All lines containing the string "data" must be copied from the entries.

*** Opening Recorded information ***

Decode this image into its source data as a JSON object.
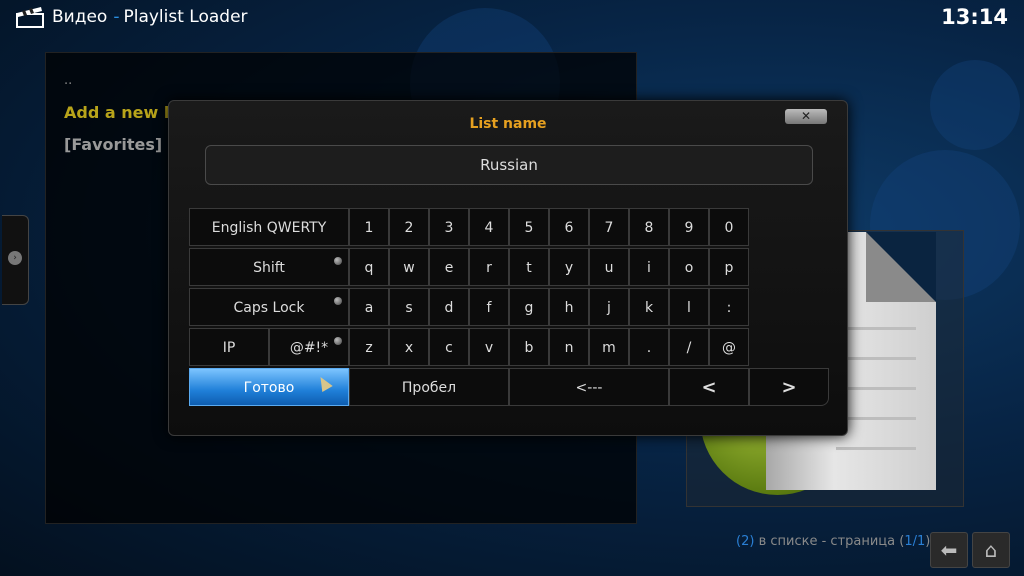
{
  "header": {
    "app_icon": "clapperboard-icon",
    "section": "Видео",
    "separator": "-",
    "plugin": "Playlist Loader",
    "clock": "13:14"
  },
  "list": {
    "items": [
      "..",
      "Add a new list",
      "[Favorites]"
    ]
  },
  "side_tab": {
    "icon": "chevron-right-icon",
    "glyph": "›"
  },
  "status": {
    "count": "2",
    "text_in_list": "в списке - страница",
    "page_open": "(",
    "page": "1/1",
    "page_close": ")"
  },
  "nav": {
    "back_icon": "back-arrow-icon",
    "back_glyph": "⬅",
    "home_icon": "home-icon",
    "home_glyph": "⌂"
  },
  "dialog": {
    "heading": "List name",
    "close_label": "✕",
    "input_value": "Russian"
  },
  "keyboard": {
    "layout_label": "English QWERTY",
    "shift_label": "Shift",
    "caps_label": "Caps Lock",
    "ip_label": "IP",
    "symbols_label": "@#!*",
    "done_label": "Готово",
    "space_label": "Пробел",
    "backspace_label": "<---",
    "left_label": "<",
    "right_label": ">",
    "row1": [
      "1",
      "2",
      "3",
      "4",
      "5",
      "6",
      "7",
      "8",
      "9",
      "0"
    ],
    "row2": [
      "q",
      "w",
      "e",
      "r",
      "t",
      "y",
      "u",
      "i",
      "o",
      "p"
    ],
    "row3": [
      "a",
      "s",
      "d",
      "f",
      "g",
      "h",
      "j",
      "k",
      "l",
      ":"
    ],
    "row4": [
      "z",
      "x",
      "c",
      "v",
      "b",
      "n",
      "m",
      ".",
      "/",
      "@"
    ]
  },
  "colors": {
    "accent_blue": "#2a8fe0",
    "heading_orange": "#e6a020",
    "highlight_yellow": "#b8a41a"
  }
}
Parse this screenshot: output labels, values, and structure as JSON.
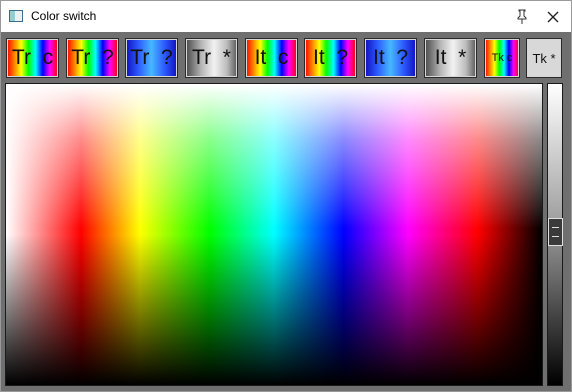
{
  "window": {
    "title": "Color switch"
  },
  "toolbar": {
    "buttons": [
      {
        "label": "Tr  c",
        "style": "rainbow"
      },
      {
        "label": "Tr  ?",
        "style": "rainbow"
      },
      {
        "label": "Tr  ?",
        "style": "blue"
      },
      {
        "label": "Tr  *",
        "style": "gray"
      },
      {
        "label": "It  c",
        "style": "rainbow"
      },
      {
        "label": "It  ?",
        "style": "rainbow"
      },
      {
        "label": "It  ?",
        "style": "blue"
      },
      {
        "label": "It  *",
        "style": "gray"
      },
      {
        "label": "Tk c",
        "style": "rainbow"
      },
      {
        "label": "Tk *",
        "style": "plain"
      }
    ]
  },
  "color_picker": {
    "hue_colors": [
      "#ffffff",
      "#ff0000",
      "#ffff00",
      "#00ff00",
      "#00ffff",
      "#0000ff",
      "#ff00ff",
      "#ff0000",
      "#000000"
    ]
  },
  "brightness_slider": {
    "level": 0.5
  },
  "icons": {
    "app": "window-icon",
    "pin": "pin-icon",
    "close": "close-icon"
  }
}
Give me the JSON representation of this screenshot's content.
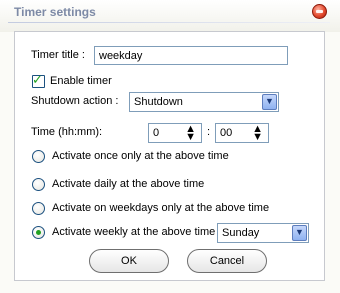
{
  "window": {
    "title": "Timer settings"
  },
  "form": {
    "timer_title_label": "Timer title :",
    "timer_title_value": "weekday",
    "enable_timer_label": "Enable timer",
    "enable_timer_checked": true,
    "shutdown_action_label": "Shutdown action :",
    "shutdown_action_value": "Shutdown",
    "time_label": "Time (hh:mm):",
    "time_hours": "0",
    "time_separator": ":",
    "time_minutes": "00"
  },
  "options": [
    {
      "label": "Activate once only at the above time",
      "selected": false
    },
    {
      "label": "Activate daily at the above time",
      "selected": false
    },
    {
      "label": "Activate on weekdays only at the above time",
      "selected": false
    },
    {
      "label": "Activate weekly at the above time",
      "selected": true
    }
  ],
  "weekday_select": {
    "value": "Sunday"
  },
  "buttons": {
    "ok": "OK",
    "cancel": "Cancel"
  },
  "icons": {
    "close": "close-icon",
    "check": "check-icon",
    "dropdown": "chevron-down-icon",
    "spinner": "spinner-arrows-icon"
  },
  "colors": {
    "title_text": "#7d8aa6",
    "accent_green": "#21a121",
    "close_red": "#e34a2e"
  }
}
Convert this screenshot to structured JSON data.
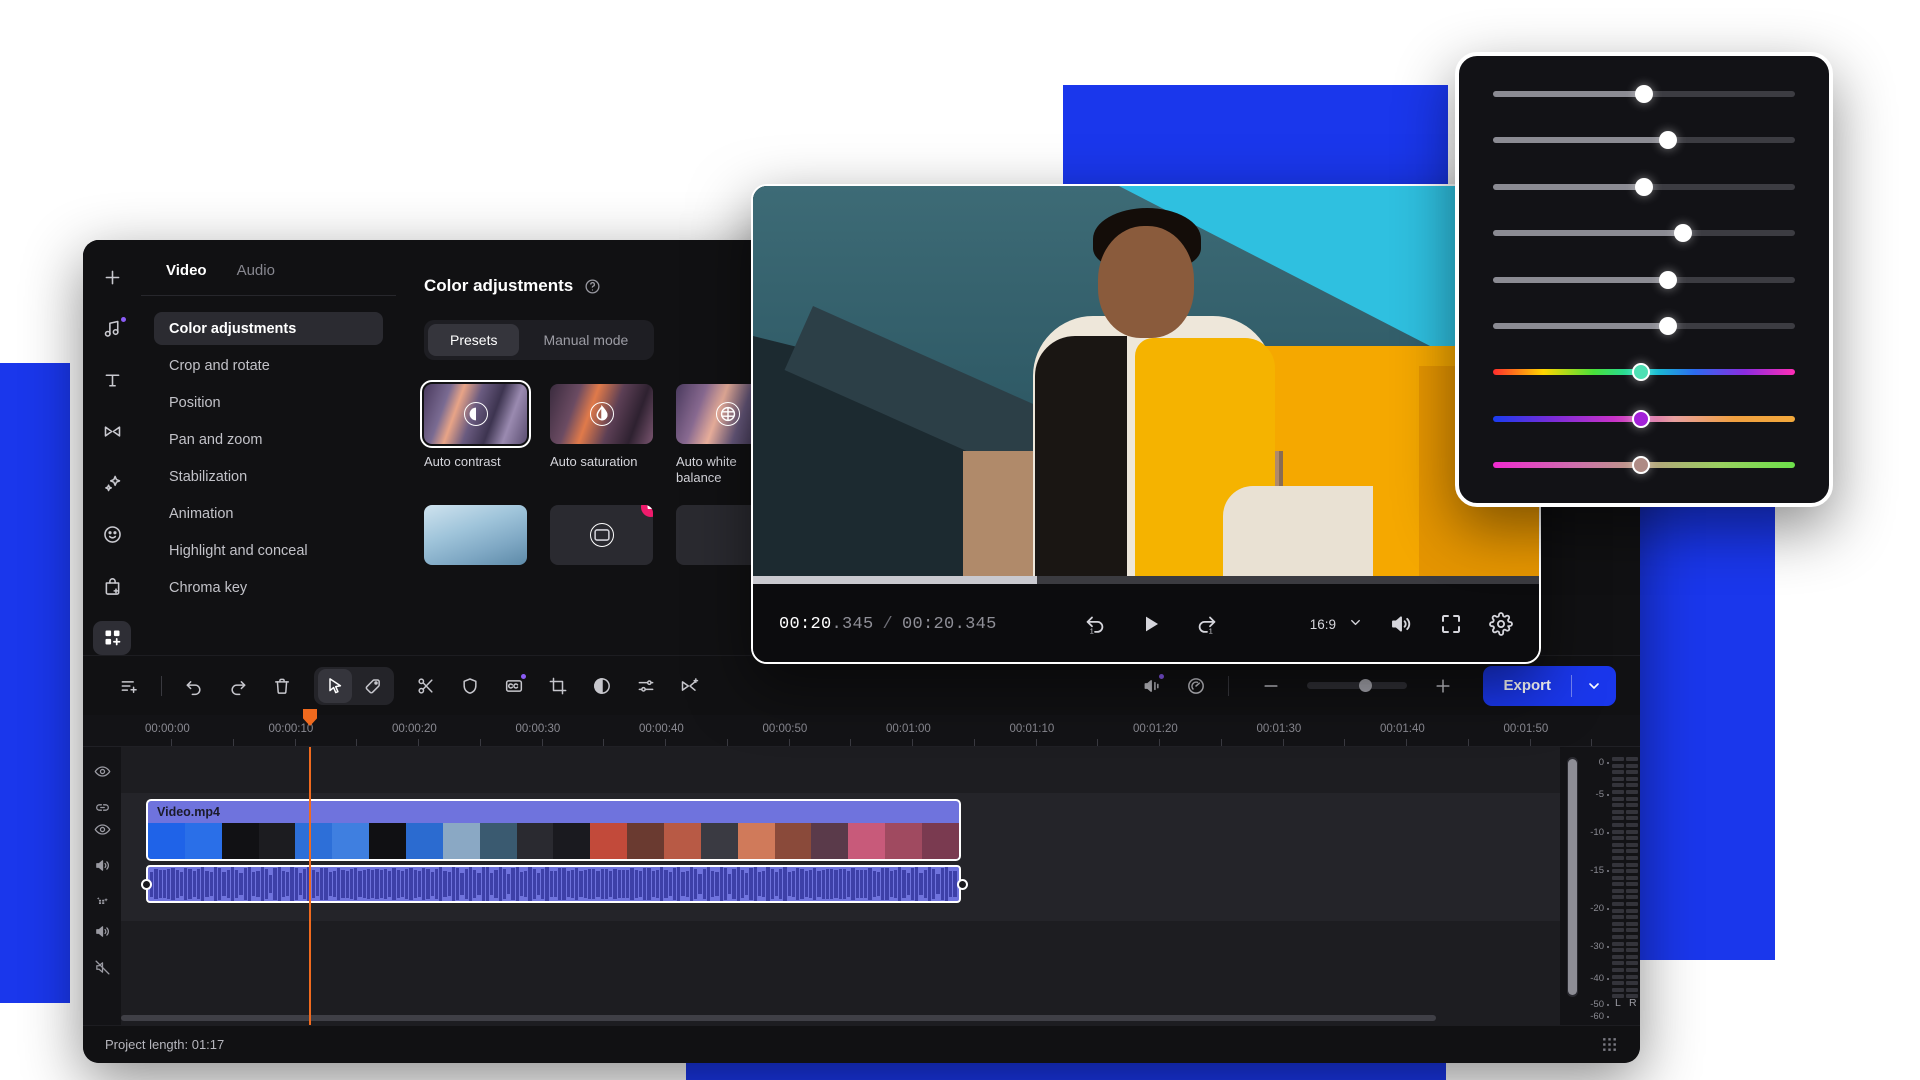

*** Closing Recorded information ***

■ **Response to this task**:
Decode this image into its source data as a JSON object.
Convert this screenshot to structured JSON data.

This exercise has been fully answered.